Sunlight Labs, which describes itself as an “open source development team that builds technology to make government more transparent and accountable” (sounds good to me) announced last week the National Data Catalog.
Sunlight Labs will be taking existing governmental data resources like Data.gov and bringing them into one system, with the idea of making them readable and useful in toto as well as providing community features. As it’s envisioned, users will be able to submit their own data sources as well as documentation for undocumented collections, of … stuff.
There will be an API, a Web catalog, and a ruby library for the API. There’s a Google Group available with a couple dozen messages the last time I looked at it. You can get a really good idea of the possibilities (and a timeline) by checking out this proposal.
From the proposal it looks like the first phase of the National Data Catalog is slated to launch at the end of Q3, with an alpha actually being made available in just a couple of weeks at the end of July! The initial end of Q3 launch is going to include state and major city information as well as federal information, so I’m pretty excited about that.

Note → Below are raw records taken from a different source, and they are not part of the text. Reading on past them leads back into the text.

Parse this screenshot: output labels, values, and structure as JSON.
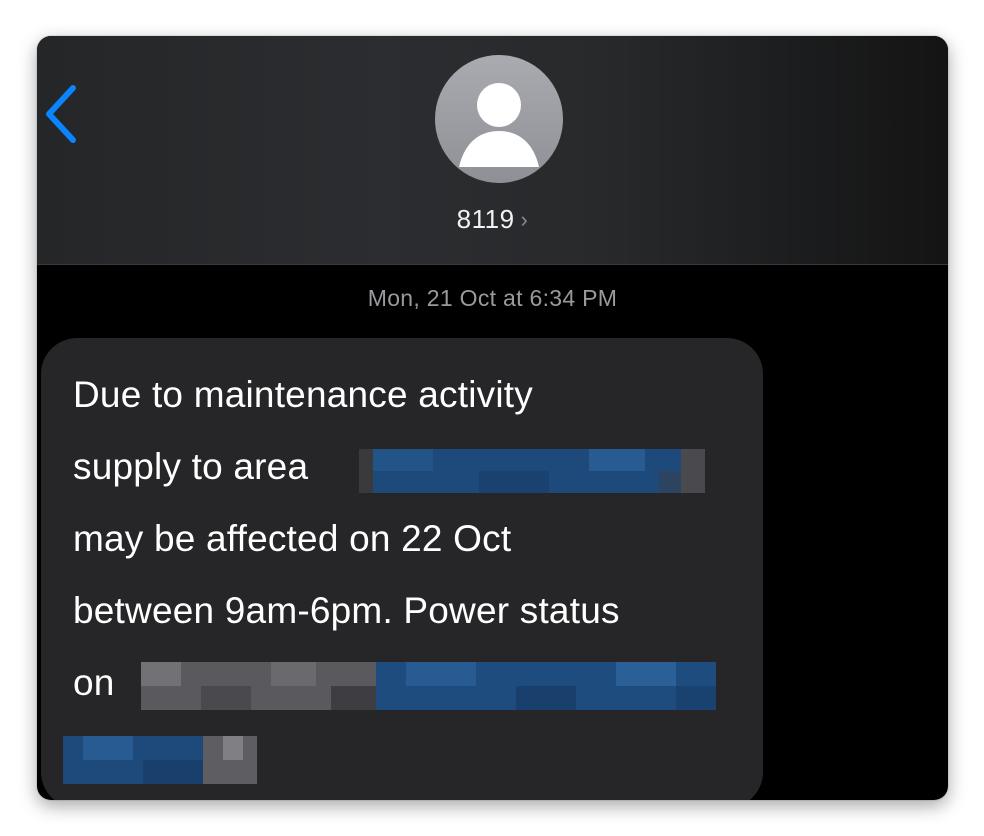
{
  "header": {
    "back_icon": "chevron-left-icon",
    "avatar_icon": "person-placeholder-icon",
    "contact_name": "8119",
    "contact_chevron": "›"
  },
  "conversation": {
    "timestamp": "Mon, 21 Oct at 6:34 PM",
    "message": {
      "line1": "Due to maintenance activity",
      "line2": "supply to area",
      "line3": "may be affected on 22 Oct",
      "line4": "between 9am-6pm. Power status",
      "line5": "on"
    }
  },
  "colors": {
    "accent_blue": "#0a84ff",
    "background": "#000000",
    "bubble": "#262628",
    "text": "#ffffff",
    "secondary_text": "#9a9a9e"
  }
}
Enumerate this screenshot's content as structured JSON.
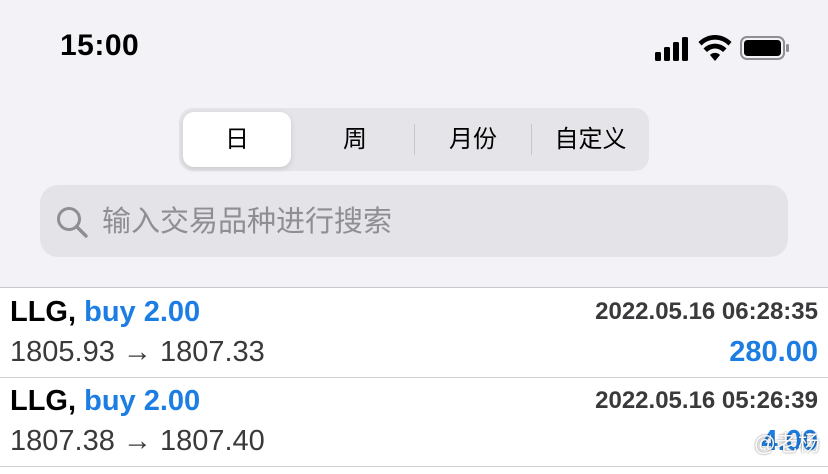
{
  "status_bar": {
    "time": "15:00",
    "icons": [
      "cellular-signal-icon",
      "wifi-icon",
      "battery-icon"
    ]
  },
  "period_tabs": {
    "items": [
      "日",
      "周",
      "月份",
      "自定义"
    ],
    "selected": "日"
  },
  "search": {
    "placeholder": "输入交易品种进行搜索",
    "value": ""
  },
  "trades": [
    {
      "symbol": "LLG,",
      "action": "buy 2.00",
      "datetime": "2022.05.16 06:28:35",
      "prices": "1805.93 → 1807.33",
      "profit": "280.00"
    },
    {
      "symbol": "LLG,",
      "action": "buy 2.00",
      "datetime": "2022.05.16 05:26:39",
      "prices": "1807.38 → 1807.40",
      "profit": "4.00"
    }
  ],
  "watermark": "@老杨",
  "colors": {
    "accent_blue": "#1c7de2",
    "background": "#f2f2f7",
    "segment_bg": "#e4e4e9",
    "search_bg": "#e3e3e8"
  }
}
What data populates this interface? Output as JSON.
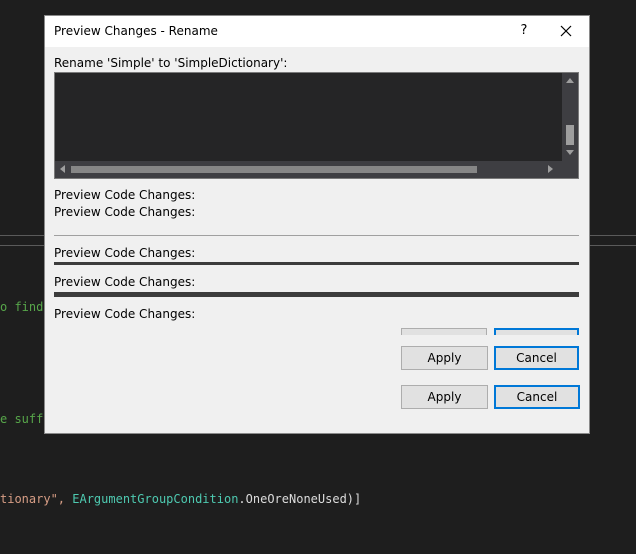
{
  "editor": {
    "line_find": "o find",
    "line_suffix": "e suff",
    "line_code_string": "tionary\", ",
    "line_code_type": "EArgumentGroupCondition",
    "line_code_rest": ".OneOreNoneUsed)]"
  },
  "dialog": {
    "title": "Preview Changes - Rename",
    "help_label": "?",
    "rename_label": "Rename 'Simple' to 'SimpleDictionary':",
    "preview_code_label": "Preview Code Changes:",
    "apply_label": "Apply",
    "cancel_label": "Cancel"
  },
  "colors": {
    "dialog_bg": "#f0f0f0",
    "preview_bg": "#252526",
    "accent": "#0078d7",
    "editor_bg": "#1e1e1e",
    "editor_type": "#4ec9b0",
    "editor_string": "#d69d85",
    "editor_comment": "#57a64a"
  },
  "icons": {
    "close": "close-icon",
    "scroll_up": "arrow-up-icon",
    "scroll_down": "arrow-down-icon",
    "scroll_left": "arrow-left-icon",
    "scroll_right": "arrow-right-icon"
  }
}
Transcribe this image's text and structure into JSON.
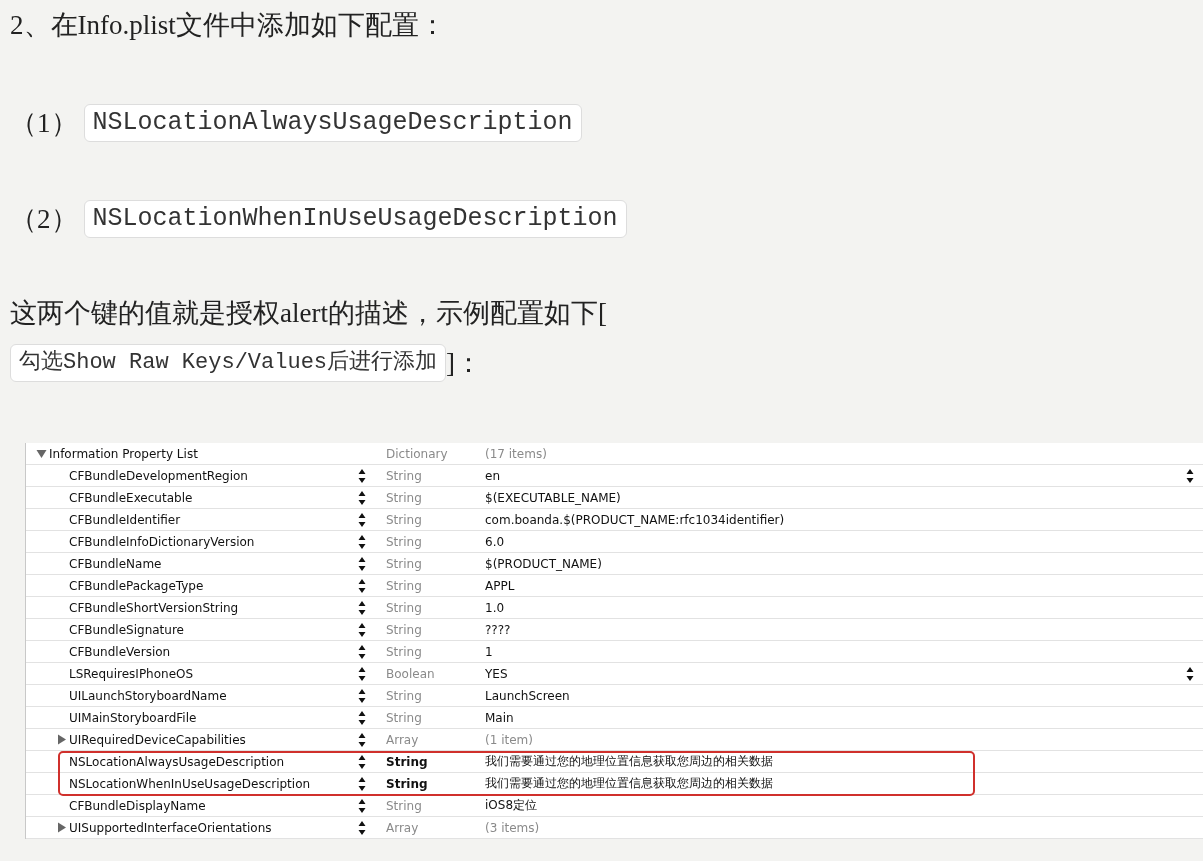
{
  "heading": "2、在Info.plist文件中添加如下配置：",
  "items": [
    {
      "number": "（1）",
      "code": "NSLocationAlwaysUsageDescription"
    },
    {
      "number": "（2）",
      "code": "NSLocationWhenInUseUsageDescription"
    }
  ],
  "note": {
    "text": "这两个键的值就是授权alert的描述，示例配置如下[",
    "code": "勾选Show Raw Keys/Values后进行添加",
    "tail": "]："
  },
  "plist": {
    "root": {
      "key": "Information Property List",
      "type": "Dictionary",
      "value": "(17 items)",
      "expanded": true
    },
    "rows": [
      {
        "key": "CFBundleDevelopmentRegion",
        "type": "String",
        "value": "en",
        "kind": "leaf",
        "popup": true,
        "highlighted": false
      },
      {
        "key": "CFBundleExecutable",
        "type": "String",
        "value": "$(EXECUTABLE_NAME)",
        "kind": "leaf",
        "popup": false,
        "highlighted": false
      },
      {
        "key": "CFBundleIdentifier",
        "type": "String",
        "value": "com.boanda.$(PRODUCT_NAME:rfc1034identifier)",
        "kind": "leaf",
        "popup": false,
        "highlighted": false
      },
      {
        "key": "CFBundleInfoDictionaryVersion",
        "type": "String",
        "value": "6.0",
        "kind": "leaf",
        "popup": false,
        "highlighted": false
      },
      {
        "key": "CFBundleName",
        "type": "String",
        "value": "$(PRODUCT_NAME)",
        "kind": "leaf",
        "popup": false,
        "highlighted": false
      },
      {
        "key": "CFBundlePackageType",
        "type": "String",
        "value": "APPL",
        "kind": "leaf",
        "popup": false,
        "highlighted": false
      },
      {
        "key": "CFBundleShortVersionString",
        "type": "String",
        "value": "1.0",
        "kind": "leaf",
        "popup": false,
        "highlighted": false
      },
      {
        "key": "CFBundleSignature",
        "type": "String",
        "value": "????",
        "kind": "leaf",
        "popup": false,
        "highlighted": false
      },
      {
        "key": "CFBundleVersion",
        "type": "String",
        "value": "1",
        "kind": "leaf",
        "popup": false,
        "highlighted": false
      },
      {
        "key": "LSRequiresIPhoneOS",
        "type": "Boolean",
        "value": "YES",
        "kind": "leaf",
        "popup": true,
        "highlighted": false
      },
      {
        "key": "UILaunchStoryboardName",
        "type": "String",
        "value": "LaunchScreen",
        "kind": "leaf",
        "popup": false,
        "highlighted": false
      },
      {
        "key": "UIMainStoryboardFile",
        "type": "String",
        "value": "Main",
        "kind": "leaf",
        "popup": false,
        "highlighted": false
      },
      {
        "key": "UIRequiredDeviceCapabilities",
        "type": "Array",
        "value": "(1 item)",
        "kind": "container",
        "expanded": false,
        "popup": false,
        "highlighted": false
      },
      {
        "key": "NSLocationAlwaysUsageDescription",
        "type": "String",
        "value": "我们需要通过您的地理位置信息获取您周边的相关数据",
        "kind": "leaf",
        "popup": false,
        "highlighted": true
      },
      {
        "key": "NSLocationWhenInUseUsageDescription",
        "type": "String",
        "value": "我们需要通过您的地理位置信息获取您周边的相关数据",
        "kind": "leaf",
        "popup": false,
        "highlighted": true
      },
      {
        "key": "CFBundleDisplayName",
        "type": "String",
        "value": "iOS8定位",
        "kind": "leaf",
        "popup": false,
        "highlighted": false
      },
      {
        "key": "UISupportedInterfaceOrientations",
        "type": "Array",
        "value": "(3 items)",
        "kind": "container",
        "expanded": false,
        "popup": false,
        "highlighted": false
      }
    ]
  }
}
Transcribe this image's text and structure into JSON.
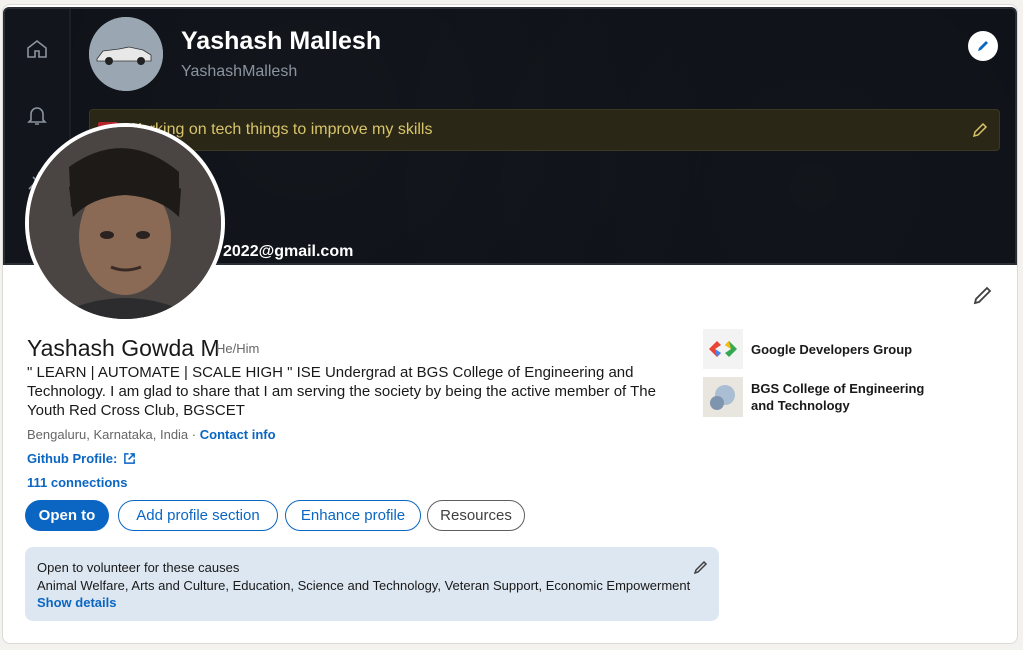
{
  "banner": {
    "github_name": "Yashash Mallesh",
    "github_username": "YashashMallesh",
    "status_text": "Working on tech things to improve my skills",
    "email_partial": "2022@gmail.com",
    "rail_icons": [
      "home-icon",
      "bell-icon",
      "pin-icon",
      "globe-icon"
    ]
  },
  "profile": {
    "name": "Yashash Gowda M",
    "pronouns": "He/Him",
    "headline": "\" LEARN | AUTOMATE | SCALE HIGH \" ISE Undergrad at BGS College of Engineering and Technology. I am glad to share that I am serving the society by being the active member of The Youth Red Cross Club, BGSCET",
    "location": "Bengaluru, Karnataka, India · ",
    "contact_info": "Contact info",
    "github_link": "Github Profile:",
    "connections": "111 connections"
  },
  "buttons": {
    "open_to": "Open to",
    "add_section": "Add profile section",
    "enhance": "Enhance profile",
    "resources": "Resources"
  },
  "volunteer": {
    "title": "Open to volunteer for these causes",
    "causes": "Animal Welfare, Arts and Culture, Education, Science and Technology, Veteran Support, Economic Empowerment",
    "show_details": "Show details"
  },
  "experience": [
    {
      "name": "Google Developers Group"
    },
    {
      "name": "BGS College of Engineering and Technology"
    }
  ],
  "colors": {
    "accent": "#0a66c2",
    "banner_bg": "#0d1117",
    "volunteer_bg": "#dde7f1"
  }
}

This is just a huge, audacious idea — cataloging data sources from all the states, the federal government, quasi-governmental sources into one big community-commented (hopefully community-enhanced and community-documented) catalog. Sunlight Labs wants to know what you’re interested in seeing in the catalog; if you like you can submit data sources to this Google Spreadsheet. You can also follow Clay Johnson of Sunlight Labs on Twitter.